"I went into wardrobe ... and when I was in there, I noticed, sitting over on this chair by itself, was this enormous sombrero," he remembered. "And finally, at some point, I said to the wardrobe person, 'What's the deal with the sombrero?' And they said, 'Oh, that's your hat.' I said, 'I'm not f—ing wearing that hat! It's insane! What are you talking about?! No!' And they said, 'Well, John's already been shooting some stuff with it.' I said, 'What?'" They said, 'Yeah, just [establishing shots].' I said, 'That hat was established?! With what?!' They said, 'You're flying the helicopter, they've already got some helicopter shots.' I went, 'Aw, come on!' ... I never loved the sombrero."

Despite his initial dislike of the costume choice, Russell now thinks the hat was a "perfect" move on Carpenter's part. "Sometimes, there's a lot of things that somebody else sees that you don't see," he continued. "You have to be open for these things. That's a tough one because it's just you wearing this big-ass goofy thing on your head. But that's where John had no fear because he knew how he was going to shoot it. I started laughing at it and saying, 'Yeah, [MacReady's] a drunk, he doesn't give a sh**, so he's got that sombrero on."

For More on John Carpenter's The Thing:

The Thing Oral History: The Cast & Crew's Definitive History of John Carpenter's Masterpiece

Exclusive: Mondo Reveals Flame-Throwing Kurt Russell Figure From John Carpenter's The Thing

John Carpenter Confirms He Knows Who Was Human at the End of 1982's The Thing

Kurt Russell Sounds Off on The Thing's Ambiguous Ending

Russell also dove into the movie's famous (and oft-debated) conclusion, which sees MacReady and Childs (Keith David) in a final paranoid standoff as the vestiges of the camp burns all around them. Even if one of them has been taken over by the alien, there's nothing the other man can do. No matter how you slice it, they're both going to freeze amidst the flickering embers of Outpost 31. The only thing that can be done is to share the last bottle of whisky and wait for the inevitable.

"John was never quite satisfied with the last scene," Russell said, echoing comments he made in December. "His main thing was he didn't want to take the audience on a ride for two hours and bring them back to square one. When you're doing a movie, you don't know what you've got. You [have a general idea], but you don't know exactly how this is gonna go together and what's gonna come out of it ... We talked about the last scene a lot. We'd write out little different versions of it. We'd go back and forth and I finally said, 'John, I know you don't want to come back to square one, but that's kind of what it is. We don't even know if we're real. We don't know. I don't think the audience can figure it out.' I think that's what makes The Thing great, is you don't know."

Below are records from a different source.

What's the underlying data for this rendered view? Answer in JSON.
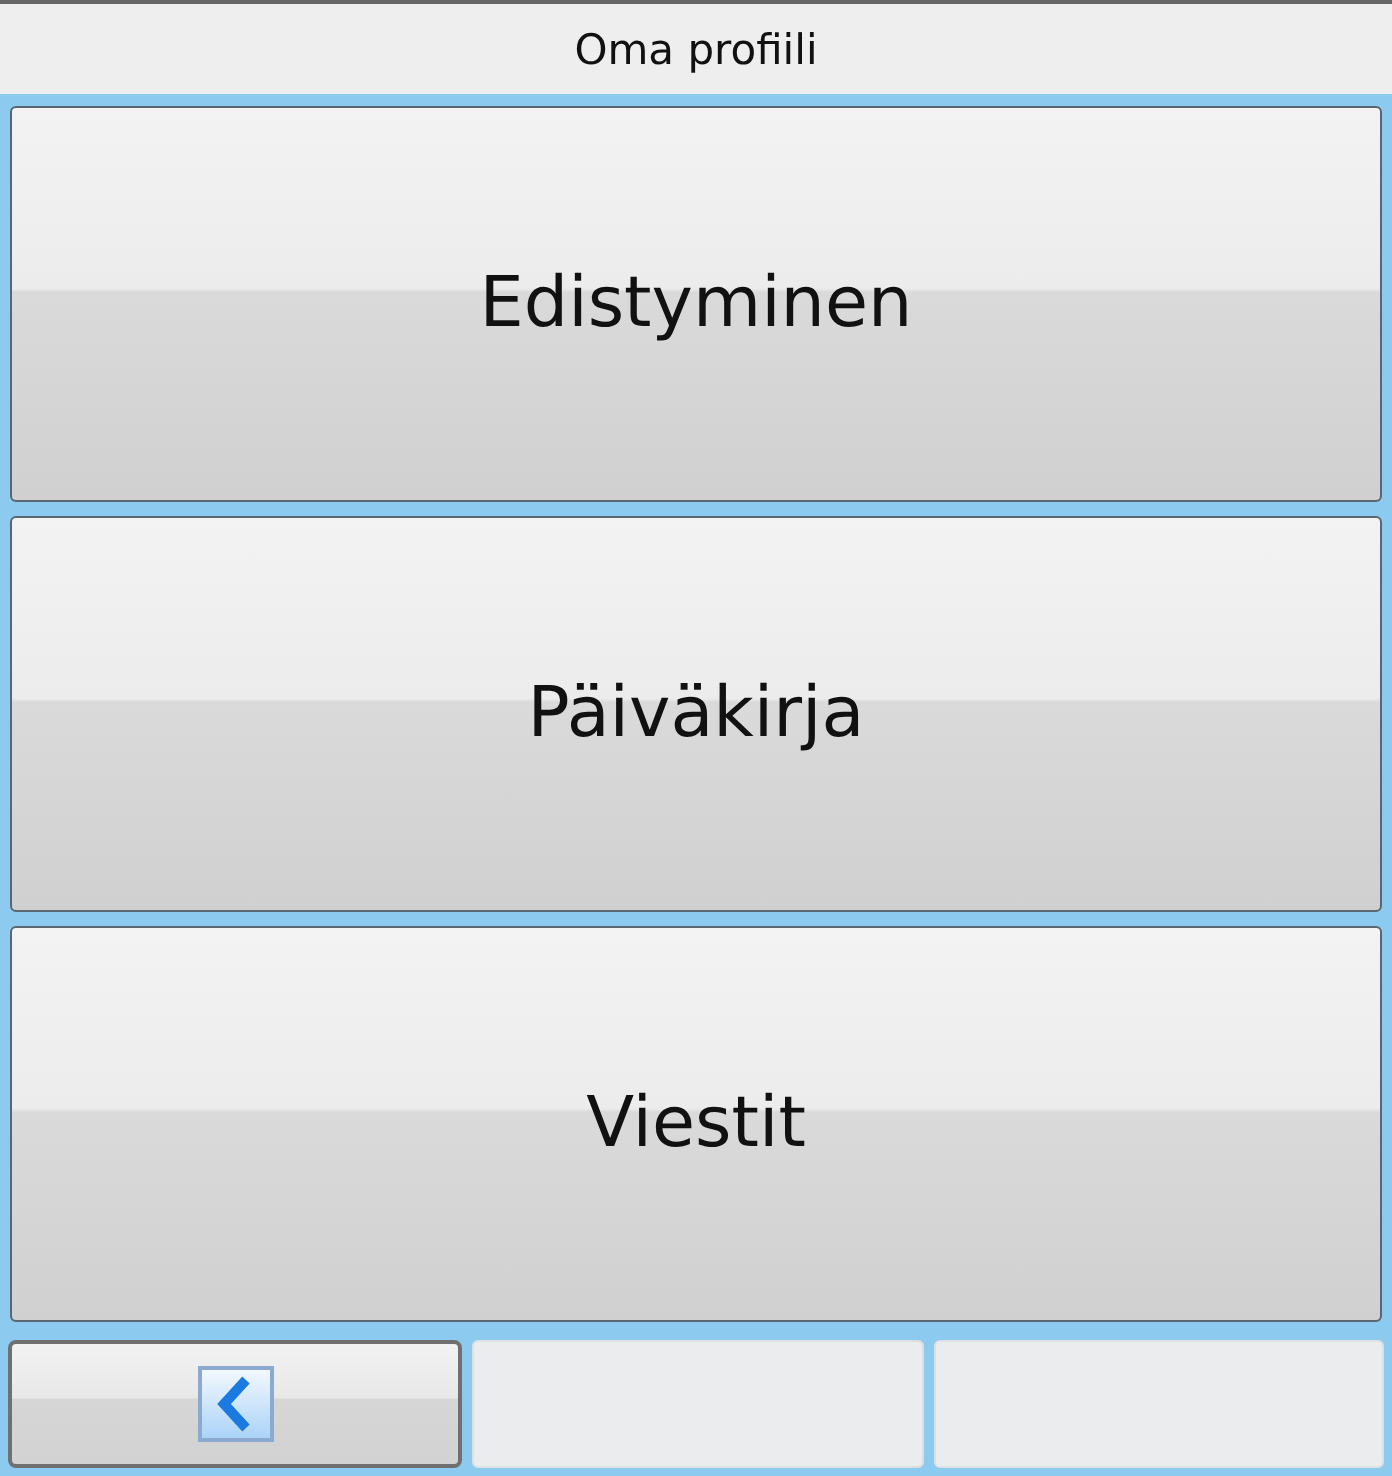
{
  "header": {
    "title": "Oma profiili"
  },
  "menu_buttons": [
    {
      "label": "Edistyminen"
    },
    {
      "label": "Päiväkirja"
    },
    {
      "label": "Viestit"
    }
  ],
  "footer_slots": [
    {
      "kind": "back"
    },
    {
      "kind": "empty"
    },
    {
      "kind": "empty"
    }
  ]
}
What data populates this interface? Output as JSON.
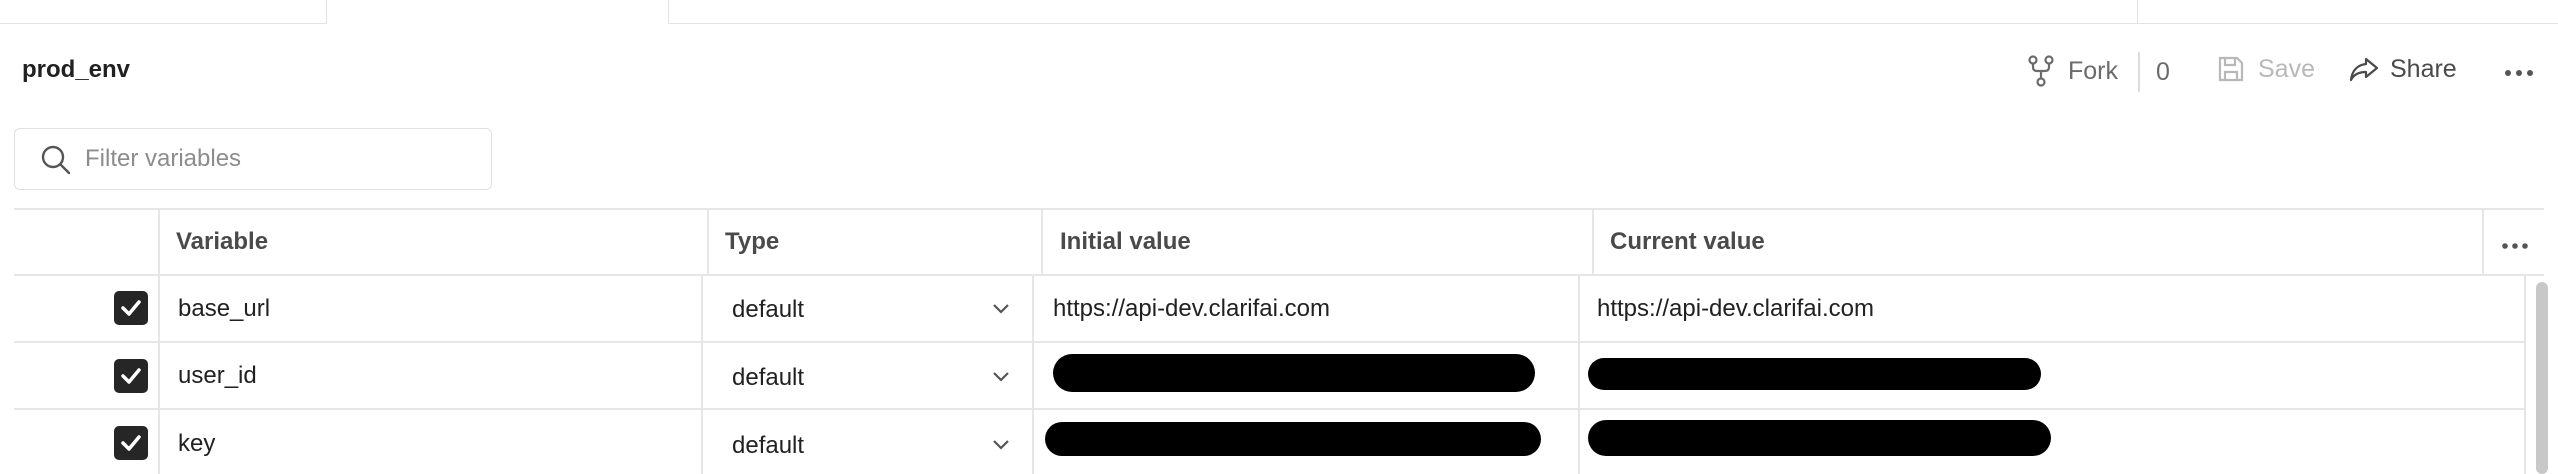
{
  "environment": {
    "name": "prod_env"
  },
  "header": {
    "fork_label": "Fork",
    "fork_count": "0",
    "save_label": "Save",
    "share_label": "Share"
  },
  "search": {
    "placeholder": "Filter variables",
    "value": ""
  },
  "table": {
    "columns": [
      "Variable",
      "Type",
      "Initial value",
      "Current value"
    ],
    "rows": [
      {
        "checked": true,
        "variable": "base_url",
        "type": "default",
        "initial_value": "https://api-dev.clarifai.com",
        "current_value": "https://api-dev.clarifai.com",
        "redacted": false
      },
      {
        "checked": true,
        "variable": "user_id",
        "type": "default",
        "initial_value": "",
        "current_value": "",
        "redacted": true
      },
      {
        "checked": true,
        "variable": "key",
        "type": "default",
        "initial_value": "",
        "current_value": "",
        "redacted": true
      }
    ]
  },
  "colors": {
    "checkbox": "#262626",
    "border": "#e6e6e6",
    "muted_text": "#6b6b6b",
    "redaction": "#000000"
  },
  "icons": [
    "fork-icon",
    "save-icon",
    "share-icon",
    "more-icon",
    "search-icon",
    "chevron-down-icon",
    "checkmark-icon"
  ]
}
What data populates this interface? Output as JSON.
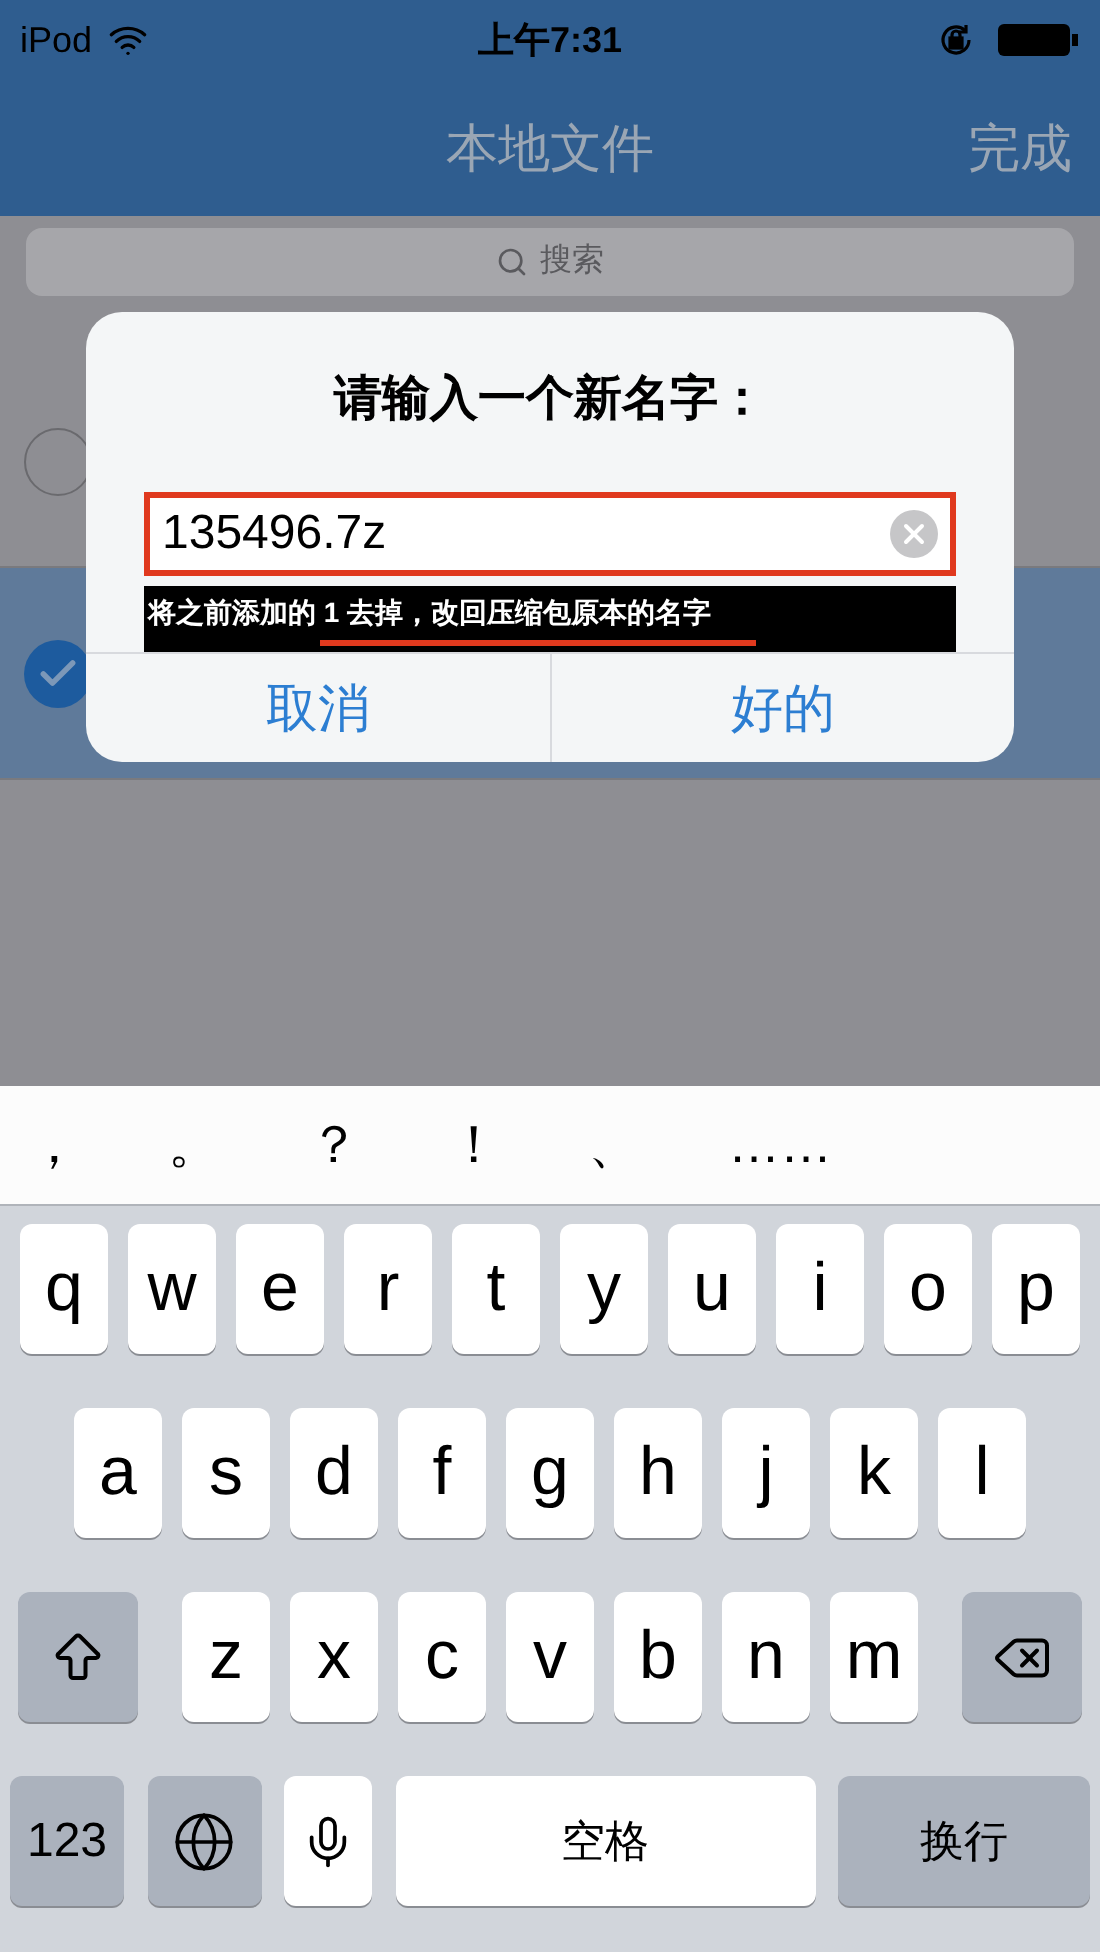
{
  "status_bar": {
    "carrier": "iPod",
    "time": "上午7:31"
  },
  "nav": {
    "title": "本地文件",
    "done": "完成"
  },
  "search": {
    "placeholder": "搜索"
  },
  "files": [
    {
      "selected": false
    },
    {
      "selected": true
    }
  ],
  "dialog": {
    "title": "请输入一个新名字：",
    "value": "135496.7z",
    "buttons": [
      {
        "label": "取消"
      },
      {
        "label": "好的"
      }
    ]
  },
  "annotation": {
    "text": "将之前添加的 1 去掉，改回压缩包原本的名字"
  },
  "keyboard": {
    "candidates": [
      "，",
      "。",
      "？",
      "！",
      "、",
      "……"
    ],
    "rows": [
      {
        "keys": [
          {
            "kind": "letter",
            "label": "q"
          },
          {
            "kind": "letter",
            "label": "w"
          },
          {
            "kind": "letter",
            "label": "e"
          },
          {
            "kind": "letter",
            "label": "r"
          },
          {
            "kind": "letter",
            "label": "t"
          },
          {
            "kind": "letter",
            "label": "y"
          },
          {
            "kind": "letter",
            "label": "u"
          },
          {
            "kind": "letter",
            "label": "i"
          },
          {
            "kind": "letter",
            "label": "o"
          },
          {
            "kind": "letter",
            "label": "p"
          }
        ]
      },
      {
        "keys": [
          {
            "kind": "letter",
            "label": "a"
          },
          {
            "kind": "letter",
            "label": "s"
          },
          {
            "kind": "letter",
            "label": "d"
          },
          {
            "kind": "letter",
            "label": "f"
          },
          {
            "kind": "letter",
            "label": "g"
          },
          {
            "kind": "letter",
            "label": "h"
          },
          {
            "kind": "letter",
            "label": "j"
          },
          {
            "kind": "letter",
            "label": "k"
          },
          {
            "kind": "letter",
            "label": "l"
          }
        ]
      },
      {
        "keys": [
          {
            "kind": "shift"
          },
          {
            "kind": "letter",
            "label": "z"
          },
          {
            "kind": "letter",
            "label": "x"
          },
          {
            "kind": "letter",
            "label": "c"
          },
          {
            "kind": "letter",
            "label": "v"
          },
          {
            "kind": "letter",
            "label": "b"
          },
          {
            "kind": "letter",
            "label": "n"
          },
          {
            "kind": "letter",
            "label": "m"
          },
          {
            "kind": "backspace"
          }
        ]
      },
      {
        "keys": [
          {
            "kind": "numbers",
            "label": "123"
          },
          {
            "kind": "globe"
          },
          {
            "kind": "mic"
          },
          {
            "kind": "space",
            "label": "空格"
          },
          {
            "kind": "return",
            "label": "换行"
          }
        ]
      }
    ]
  }
}
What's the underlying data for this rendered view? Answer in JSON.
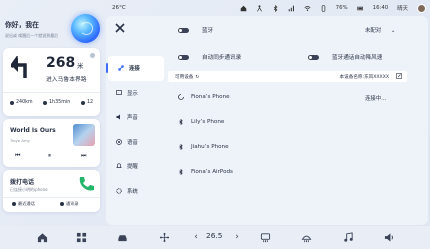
{
  "status_bar": {
    "cabin_temp": "26°C",
    "battery": "76%",
    "time": "16:40",
    "weather": "晴天"
  },
  "left": {
    "greeting": "你好，我在",
    "greeting_sub": "说出或 唤醒后一个就说到最后",
    "nav": {
      "distance": "268",
      "unit": "米",
      "road": "进入马鲁本界路",
      "remaining_km": "240km",
      "remaining_time": "1h35min",
      "count": "12"
    },
    "music": {
      "title": "World Is Ours",
      "artist": "Troye Amy",
      "prev": "⏮",
      "pause": "⏸",
      "next": "⏭"
    },
    "call": {
      "title": "拨打电话",
      "subtitle": "已连接小明的iphone",
      "recent": "最近通话",
      "contacts": "通讯录"
    }
  },
  "settings": {
    "menu": [
      {
        "label": "连接",
        "icon": "link-icon",
        "active": true
      },
      {
        "label": "显示",
        "icon": "display-icon",
        "active": false
      },
      {
        "label": "声音",
        "icon": "sound-icon",
        "active": false
      },
      {
        "label": "语音",
        "icon": "voice-icon",
        "active": false
      },
      {
        "label": "提醒",
        "icon": "bell-icon",
        "active": false
      },
      {
        "label": "系统",
        "icon": "system-icon",
        "active": false
      }
    ],
    "bluetooth_label": "蓝牙",
    "pair_label": "未配对",
    "sync_label": "自动同步通讯录",
    "cooling_label": "蓝牙通话自动降风速",
    "available_label": "可用设备",
    "device_name_label": "本设备名称:东风XXXXX",
    "devices": [
      {
        "name": "Fiona’s Phone",
        "icon": "loading-icon",
        "status": "连接中…"
      },
      {
        "name": "Lily’s Phone",
        "icon": "bluetooth-icon"
      },
      {
        "name": "Jiahu’s Phone",
        "icon": "bluetooth-icon"
      },
      {
        "name": "Fiona’s AirPods",
        "icon": "bluetooth-icon"
      }
    ]
  },
  "dock": {
    "temperature": "26.5",
    "left_arrow": "‹",
    "right_arrow": "›"
  },
  "colors": {
    "accent": "#3f6df5",
    "text": "#2a3346",
    "panel": "#eef2f9"
  }
}
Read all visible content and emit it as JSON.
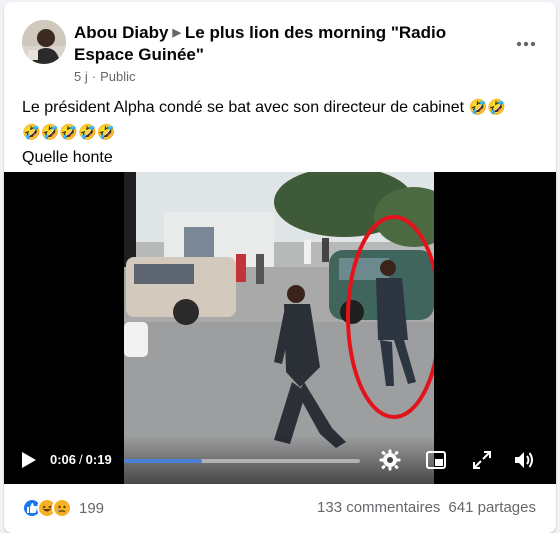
{
  "post": {
    "author": "Abou Diaby",
    "group": "Le plus lion des morning \"Radio Espace Guinée\"",
    "time": "5 j",
    "separator": "·",
    "audience": "Public",
    "text_line1": "Le président Alpha condé se bat avec son directeur de cabinet",
    "text_line1_emoji": "🤣🤣",
    "text_line2_emoji": "🤣🤣🤣🤣🤣",
    "text_line3": "Quelle honte"
  },
  "video": {
    "current_time": "0:06",
    "separator": "/",
    "duration": "0:19",
    "progress_fraction": 0.33
  },
  "reactions": {
    "count": "199",
    "icons": [
      "like-icon",
      "haha-icon",
      "sad-icon"
    ],
    "colors": {
      "like": "#1877f2",
      "haha": "#f7b125",
      "sad": "#f7b125"
    }
  },
  "stats": {
    "comments": "133 commentaires",
    "shares": "641 partages"
  },
  "colors": {
    "accent": "#1877f2",
    "secondary_text": "#65676b",
    "annotation_circle": "#e3131b"
  }
}
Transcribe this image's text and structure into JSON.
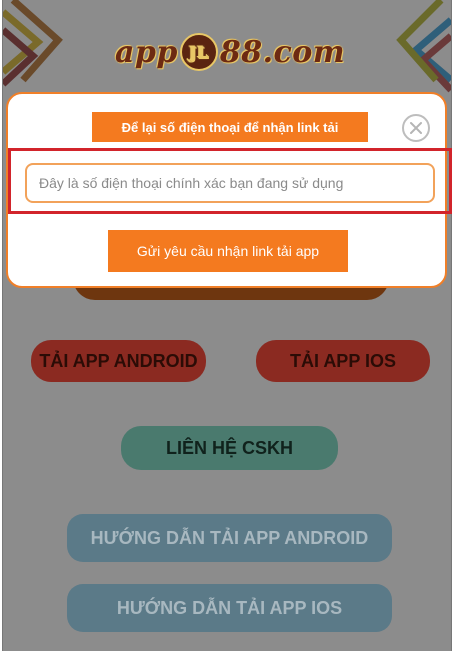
{
  "logo": {
    "text_left": "app",
    "badge": "JL",
    "text_right": "88.com"
  },
  "modal": {
    "title": "Để lại số điện thoại để nhận link tải",
    "close_icon": "close-icon",
    "phone_placeholder": "Đây là số điện thoại chính xác bạn đang sử dụng",
    "submit_label": "Gửi yêu cầu nhận link tải app"
  },
  "buttons": {
    "android": "TẢI APP ANDROID",
    "ios": "TẢI APP IOS",
    "cskh": "LIÊN HỆ CSKH",
    "guide_android": "HƯỚNG DẪN TẢI APP ANDROID",
    "guide_ios": "HƯỚNG DẪN TẢI APP IOS"
  },
  "colors": {
    "accent_orange": "#f47a1f",
    "highlight_red": "#d2242b",
    "overlay_gray": "#8c8c8c"
  }
}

John Carpenter's The Thing — along with its divisive 2011 prequel — is available to own from Universal Pictures Home Entertainment.